    The first being that Dick Bosman was dealt the next season to an Oakland team that, as has been noted, was already in the early stages of an unseemly decline of epic proportions. Traded, in fact, for the consumate “A’s ‘A’,” long-standing franchise staple Blue Moon Odom, who had, himself, valiantly pitched 3.2 innings of scoreless relief for Oakland the day that Bosman No-Hit them.

    Odom would revisit his old digs by the bay the very next year following the trade, combining with the late Fransisco Barrios to No-Hit Bosman’s Oakland team, (then in the process of missing the playoffs for the first time in half-a-decade), and earning the final victory of his lengthy career, going out in a Blue-Mooned haze of glory.

    The other item of note is the small piece of business that Bosman’s no-hitter could have very well been only the second AL regular season Perfect Game in the preceding 52 years, had he not personally botched the throw to first base on a weakly hit Sal Bando dribbler in the fourth inning.

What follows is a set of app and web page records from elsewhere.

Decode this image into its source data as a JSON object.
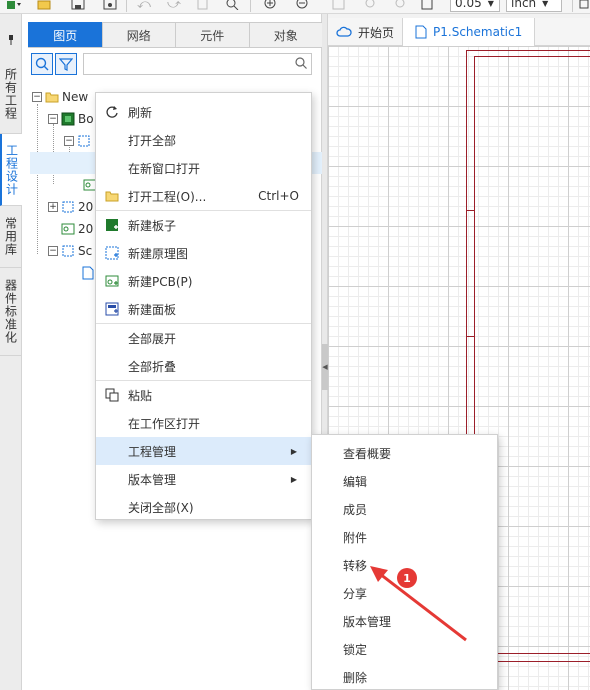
{
  "toolbar": {
    "zoom_value": "0.05",
    "unit_value": "inch"
  },
  "left_nav": {
    "items": [
      {
        "label": "所有工程"
      },
      {
        "label": "工程设计"
      },
      {
        "label": "常用库"
      },
      {
        "label": "器件标准化"
      }
    ]
  },
  "panel": {
    "tabs": [
      {
        "label": "图页"
      },
      {
        "label": "网络"
      },
      {
        "label": "元件"
      },
      {
        "label": "对象"
      }
    ],
    "search": {
      "value": "",
      "placeholder": ""
    },
    "tree": [
      {
        "label": "New"
      },
      {
        "label": "Bo"
      },
      {
        "label": ""
      },
      {
        "label": ""
      },
      {
        "label": ""
      },
      {
        "label": "20"
      },
      {
        "label": "20"
      },
      {
        "label": "Sc"
      },
      {
        "label": ""
      }
    ]
  },
  "doc_tabs": [
    {
      "label": "开始页",
      "icon": "cloud-icon"
    },
    {
      "label": "P1.Schematic1",
      "icon": "document-icon"
    }
  ],
  "context_menu": {
    "items": [
      {
        "label": "刷新",
        "icon": "refresh-icon",
        "shortcut": ""
      },
      {
        "label": "打开全部",
        "icon": "",
        "shortcut": ""
      },
      {
        "label": "在新窗口打开",
        "icon": "",
        "shortcut": ""
      },
      {
        "label": "打开工程(O)...",
        "icon": "folder-icon",
        "shortcut": "Ctrl+O"
      },
      {
        "label": "新建板子",
        "icon": "new-board-icon",
        "shortcut": ""
      },
      {
        "label": "新建原理图",
        "icon": "new-schematic-icon",
        "shortcut": ""
      },
      {
        "label": "新建PCB(P)",
        "icon": "new-pcb-icon",
        "shortcut": ""
      },
      {
        "label": "新建面板",
        "icon": "new-panel-icon",
        "shortcut": ""
      },
      {
        "label": "全部展开",
        "icon": "",
        "shortcut": ""
      },
      {
        "label": "全部折叠",
        "icon": "",
        "shortcut": ""
      },
      {
        "label": "粘贴",
        "icon": "paste-icon",
        "shortcut": ""
      },
      {
        "label": "在工作区打开",
        "icon": "",
        "shortcut": ""
      },
      {
        "label": "工程管理",
        "icon": "",
        "shortcut": "",
        "submenu": true,
        "highlighted": true
      },
      {
        "label": "版本管理",
        "icon": "",
        "shortcut": "",
        "submenu": true
      },
      {
        "label": "关闭全部(X)",
        "icon": "",
        "shortcut": ""
      }
    ]
  },
  "submenu": {
    "items": [
      {
        "label": "查看概要"
      },
      {
        "label": "编辑"
      },
      {
        "label": "成员"
      },
      {
        "label": "附件"
      },
      {
        "label": "转移"
      },
      {
        "label": "分享"
      },
      {
        "label": "版本管理"
      },
      {
        "label": "锁定"
      },
      {
        "label": "删除"
      }
    ]
  },
  "annotation": {
    "badge_number": "1",
    "color": "#e53935"
  },
  "colors": {
    "accent": "#1a73d9",
    "frame": "#9b1f2a",
    "menu_highlight": "#dcebfb"
  }
}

    At that juncture of my youthful, impressionable stage of fandom, the idea of a pitcher throwing a Perfect Game was something out of legend. Akin maybe to dragons roaming the earth, or the Hoover Administration. It was something I had never experienced happening in baseball. It would have been bigger than big.

    Whether Bosman spent his his remaining summers wandering the earth in tortured lament following his spring training release from a cellar-bound Oakland team that finished 38-and-a-half games out of first place (and featured a pair of 19-game losers alongside such luminaries as Jim Umbarger and Pablo Torrealba in the starting rotation) is probably information best left between himself and Zeus.

    All I know for sure is that back in the mid-70’s, back in my childhood, there was certainly a throne and footstool for Dick Bosman, albeit briefly, somewhere in a Cardboard Olympian realm…

    5:35 PM

    Michael said…
    This is so f^&king good I can hardly stand it.

    Please tell me you’re going to publish.

    9:56 AM


  2. 2.  Two more players for the All-Oakland Coliseum Backdrop Team, and this time they’re actually A’s players.


  3. The two cards can be compared to the evolution of Mike Brady’s hairdo.



Leave a Reply

Please log in using one of these methods to post your comment:

WordPress.com Logo

You are commenting using your WordPress.com account. Log Out / Change )

Twitter picture

You are commenting using your Twitter account. Log Out / Change )

Facebook photo

You are commenting using your Facebook account. Log Out / Change )

Google+ photo

You are commenting using your Google+ account. Log Out / Change )

Connecting to %s

Follow

Get every new post delivered to your Inbox.

Join 124 other followers

%d bloggers like this: